--- In firstname.lastname@example.org, "denebola1973" <denebola1973@...> wrote:
> More on inverters I have learned. For every 100 Watts the inverter
> uses for devices, it equals ~10 Amps drained from the battery
> (sometimes a bit lower ~9.25). So if you had a laptop (Dell) that
> pulled 65W on average plus another 35 Watts from something like a
> USB2 hub, that means that a 75 AH battery would last ~7.5 hours. A
> 90 AH battery would last ~9 hours. That is not counting the
> amps for the LX90 if you have that running off the same source,
> possibly through its own DC-DC outlet from battery.

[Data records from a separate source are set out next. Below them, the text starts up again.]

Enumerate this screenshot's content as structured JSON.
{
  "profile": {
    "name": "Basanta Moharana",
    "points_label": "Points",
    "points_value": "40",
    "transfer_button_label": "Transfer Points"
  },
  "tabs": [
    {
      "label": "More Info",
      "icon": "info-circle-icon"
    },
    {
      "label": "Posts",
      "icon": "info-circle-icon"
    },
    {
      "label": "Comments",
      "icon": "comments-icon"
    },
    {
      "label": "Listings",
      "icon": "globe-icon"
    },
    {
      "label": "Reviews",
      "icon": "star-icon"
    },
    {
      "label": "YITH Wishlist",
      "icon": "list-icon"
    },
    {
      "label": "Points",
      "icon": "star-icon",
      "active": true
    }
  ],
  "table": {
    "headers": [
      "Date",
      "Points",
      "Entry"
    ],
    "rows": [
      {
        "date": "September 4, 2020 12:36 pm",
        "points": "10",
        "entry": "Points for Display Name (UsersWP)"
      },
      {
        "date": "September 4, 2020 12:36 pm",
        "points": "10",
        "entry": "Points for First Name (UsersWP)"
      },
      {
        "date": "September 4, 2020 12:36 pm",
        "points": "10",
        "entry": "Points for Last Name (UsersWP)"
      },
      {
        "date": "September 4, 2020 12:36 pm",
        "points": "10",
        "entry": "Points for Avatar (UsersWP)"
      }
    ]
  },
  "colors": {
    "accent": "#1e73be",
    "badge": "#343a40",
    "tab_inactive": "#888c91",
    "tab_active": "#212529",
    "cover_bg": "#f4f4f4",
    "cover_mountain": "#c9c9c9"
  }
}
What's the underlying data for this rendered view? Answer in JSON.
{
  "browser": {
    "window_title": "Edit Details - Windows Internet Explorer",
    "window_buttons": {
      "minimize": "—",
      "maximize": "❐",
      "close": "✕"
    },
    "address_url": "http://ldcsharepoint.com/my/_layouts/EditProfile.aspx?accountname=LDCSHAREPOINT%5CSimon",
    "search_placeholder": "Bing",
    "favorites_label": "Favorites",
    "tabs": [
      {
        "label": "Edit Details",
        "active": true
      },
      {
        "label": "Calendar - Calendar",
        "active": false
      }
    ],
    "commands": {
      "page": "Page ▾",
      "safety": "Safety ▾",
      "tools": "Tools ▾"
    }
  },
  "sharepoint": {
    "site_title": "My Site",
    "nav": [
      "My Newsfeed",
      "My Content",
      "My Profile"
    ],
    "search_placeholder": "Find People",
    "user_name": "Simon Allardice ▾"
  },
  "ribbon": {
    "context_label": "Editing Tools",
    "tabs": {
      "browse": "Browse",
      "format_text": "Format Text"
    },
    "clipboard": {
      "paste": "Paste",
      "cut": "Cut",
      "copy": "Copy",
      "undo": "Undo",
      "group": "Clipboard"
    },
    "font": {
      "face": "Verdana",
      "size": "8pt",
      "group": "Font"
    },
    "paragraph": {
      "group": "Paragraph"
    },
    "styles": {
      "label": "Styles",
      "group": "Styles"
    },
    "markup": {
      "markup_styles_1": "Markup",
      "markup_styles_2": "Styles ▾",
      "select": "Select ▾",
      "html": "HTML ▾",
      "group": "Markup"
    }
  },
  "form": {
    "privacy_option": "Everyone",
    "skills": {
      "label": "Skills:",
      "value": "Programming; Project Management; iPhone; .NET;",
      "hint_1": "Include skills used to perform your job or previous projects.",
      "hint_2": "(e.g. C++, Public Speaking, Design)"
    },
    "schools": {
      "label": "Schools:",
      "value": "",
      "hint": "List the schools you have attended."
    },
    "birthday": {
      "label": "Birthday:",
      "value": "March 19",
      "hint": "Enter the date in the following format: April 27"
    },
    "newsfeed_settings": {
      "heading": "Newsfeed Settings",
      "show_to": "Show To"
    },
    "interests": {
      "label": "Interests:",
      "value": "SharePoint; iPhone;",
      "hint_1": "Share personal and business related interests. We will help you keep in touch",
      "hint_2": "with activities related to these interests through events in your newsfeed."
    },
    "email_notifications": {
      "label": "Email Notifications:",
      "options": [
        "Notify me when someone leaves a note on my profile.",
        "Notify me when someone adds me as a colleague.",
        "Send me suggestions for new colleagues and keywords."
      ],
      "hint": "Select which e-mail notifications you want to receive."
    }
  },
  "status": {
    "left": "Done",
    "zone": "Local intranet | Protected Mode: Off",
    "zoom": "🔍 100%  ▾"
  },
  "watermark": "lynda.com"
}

> --- In email@example.com, AstronomyW4WMM@ wrote:
> > Jeff,
> > My personal opinion is that pulsed dew heaters have the
> to cause
> > problems, however mine never has. Am I lucky? Blessed? Go
> figure. However,
> > I do agree with Dr. Clay that separating it (pulsing) by using a
> > power source buys a lot of insurance.
> > Popping a hair drying On and Off on the same circuit as the
> Autostar is just
> > as bad as the pulsing heater, if not worse, IMHO.
> > FYI: I use the original Kendrick's Dew Zapper. I hear their
> > controller is noise free.
> > ====================
> > Looking Up,
> > Alan, W4WMM
> > Mobile Astronomical Society
> > 30.69° N 88.24° W
> > In a message dated 05-Feb-09 8:06:10 A.M. Central Standard Time,
> > Jeffrey.Weiss@ writes:
> > Dr. Clay-
> > Is there any distinction between pulsed dew heater controllers
> > the always-on type (that I have)? I've just gotten a second
> > in order to isolate my items (scope, dew heater, powered hub for
> > Pro's, laptop computer). I had heard that only the pulsed dew
> > interfered and was going to put my non-pulsed dew heater on the
> > battery for the telescope along with the powered hub, while
> > the computer only on the second battery (both Optima yellow top
> > 38AH). I've occasionally used a small (2A) DC hair dryer to
> > and was thinking I'd put that also on the telescope battery,
> > turning it generates noise that has made the DSI's get dropped by
> > Envisage.
> > Your advice is greatly appreciated.
> > Jeff
> > **************Who's never won? Biggest Grammy Award surprises of
> all time on
> > AOL Music.
> > (http://music.aol.com/grammys/pictures/never-won-a-grammy?
> > [Non-text portions of this message have been removed]